TASK DETAILS - Take the records below and set them down exactly, so that every line matches the original.
Top of TASK INPUT
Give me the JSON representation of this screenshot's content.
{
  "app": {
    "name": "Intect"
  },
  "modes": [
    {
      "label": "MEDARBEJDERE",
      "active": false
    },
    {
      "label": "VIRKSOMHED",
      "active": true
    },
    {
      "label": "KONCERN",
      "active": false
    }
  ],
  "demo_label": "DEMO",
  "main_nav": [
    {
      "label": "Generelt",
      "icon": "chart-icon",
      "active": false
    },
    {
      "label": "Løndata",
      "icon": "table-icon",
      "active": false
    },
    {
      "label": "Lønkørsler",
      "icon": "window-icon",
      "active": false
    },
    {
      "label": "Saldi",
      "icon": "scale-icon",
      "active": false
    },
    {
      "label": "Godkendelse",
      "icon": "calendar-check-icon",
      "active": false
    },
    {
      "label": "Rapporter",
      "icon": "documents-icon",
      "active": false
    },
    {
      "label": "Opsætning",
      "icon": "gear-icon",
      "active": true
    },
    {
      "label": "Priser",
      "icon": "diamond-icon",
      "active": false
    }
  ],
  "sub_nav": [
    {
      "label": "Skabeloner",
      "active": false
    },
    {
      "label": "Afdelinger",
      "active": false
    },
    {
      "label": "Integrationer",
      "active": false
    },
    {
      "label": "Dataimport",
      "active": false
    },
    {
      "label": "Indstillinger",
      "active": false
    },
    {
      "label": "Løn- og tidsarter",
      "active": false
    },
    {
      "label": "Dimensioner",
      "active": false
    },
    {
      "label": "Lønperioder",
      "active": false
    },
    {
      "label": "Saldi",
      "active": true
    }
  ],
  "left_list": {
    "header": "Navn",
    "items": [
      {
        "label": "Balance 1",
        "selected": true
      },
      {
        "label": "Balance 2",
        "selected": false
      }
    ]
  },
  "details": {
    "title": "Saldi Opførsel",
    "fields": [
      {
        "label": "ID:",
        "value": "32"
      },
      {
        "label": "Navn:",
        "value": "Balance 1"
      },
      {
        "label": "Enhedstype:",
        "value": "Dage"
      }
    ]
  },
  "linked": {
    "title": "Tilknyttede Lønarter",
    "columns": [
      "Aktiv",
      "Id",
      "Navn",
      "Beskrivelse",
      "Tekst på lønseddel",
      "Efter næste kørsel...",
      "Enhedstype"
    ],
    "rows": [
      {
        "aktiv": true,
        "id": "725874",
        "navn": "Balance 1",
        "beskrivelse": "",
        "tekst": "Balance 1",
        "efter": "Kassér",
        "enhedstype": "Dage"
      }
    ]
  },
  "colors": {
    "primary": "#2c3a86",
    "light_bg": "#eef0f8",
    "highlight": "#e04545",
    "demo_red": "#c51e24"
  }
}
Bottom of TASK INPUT
OUTPUT -
Give me the JSON representation of this screenshot's content.
{
  "app": {
    "name": "Intect"
  },
  "modes": [
    {
      "label": "MEDARBEJDERE",
      "active": false
    },
    {
      "label": "VIRKSOMHED",
      "active": true
    },
    {
      "label": "KONCERN",
      "active": false
    }
  ],
  "demo_label": "DEMO",
  "main_nav": [
    {
      "label": "Generelt",
      "icon": "chart-icon",
      "active": false
    },
    {
      "label": "Løndata",
      "icon": "table-icon",
      "active": false
    },
    {
      "label": "Lønkørsler",
      "icon": "window-icon",
      "active": false
    },
    {
      "label": "Saldi",
      "icon": "scale-icon",
      "active": false
    },
    {
      "label": "Godkendelse",
      "icon": "calendar-check-icon",
      "active": false
    },
    {
      "label": "Rapporter",
      "icon": "documents-icon",
      "active": false
    },
    {
      "label": "Opsætning",
      "icon": "gear-icon",
      "active": true
    },
    {
      "label": "Priser",
      "icon": "diamond-icon",
      "active": false
    }
  ],
  "sub_nav": [
    {
      "label": "Skabeloner",
      "active": false
    },
    {
      "label": "Afdelinger",
      "active": false
    },
    {
      "label": "Integrationer",
      "active": false
    },
    {
      "label": "Dataimport",
      "active": false
    },
    {
      "label": "Indstillinger",
      "active": false
    },
    {
      "label": "Løn- og tidsarter",
      "active": false
    },
    {
      "label": "Dimensioner",
      "active": false
    },
    {
      "label": "Lønperioder",
      "active": false
    },
    {
      "label": "Saldi",
      "active": true
    }
  ],
  "left_list": {
    "header": "Navn",
    "items": [
      {
        "label": "Balance 1",
        "selected": true
      },
      {
        "label": "Balance 2",
        "selected": false
      }
    ]
  },
  "details": {
    "title": "Saldi Opførsel",
    "fields": [
      {
        "label": "ID:",
        "value": "32"
      },
      {
        "label": "Navn:",
        "value": "Balance 1"
      },
      {
        "label": "Enhedstype:",
        "value": "Dage"
      }
    ]
  },
  "linked": {
    "title": "Tilknyttede Lønarter",
    "columns": [
      "Aktiv",
      "Id",
      "Navn",
      "Beskrivelse",
      "Tekst på lønseddel",
      "Efter næste kørsel...",
      "Enhedstype"
    ],
    "rows": [
      {
        "aktiv": true,
        "id": "725874",
        "navn": "Balance 1",
        "beskrivelse": "",
        "tekst": "Balance 1",
        "efter": "Kassér",
        "enhedstype": "Dage"
      }
    ]
  },
  "colors": {
    "primary": "#2c3a86",
    "light_bg": "#eef0f8",
    "highlight": "#e04545",
    "demo_red": "#c51e24"
  }
}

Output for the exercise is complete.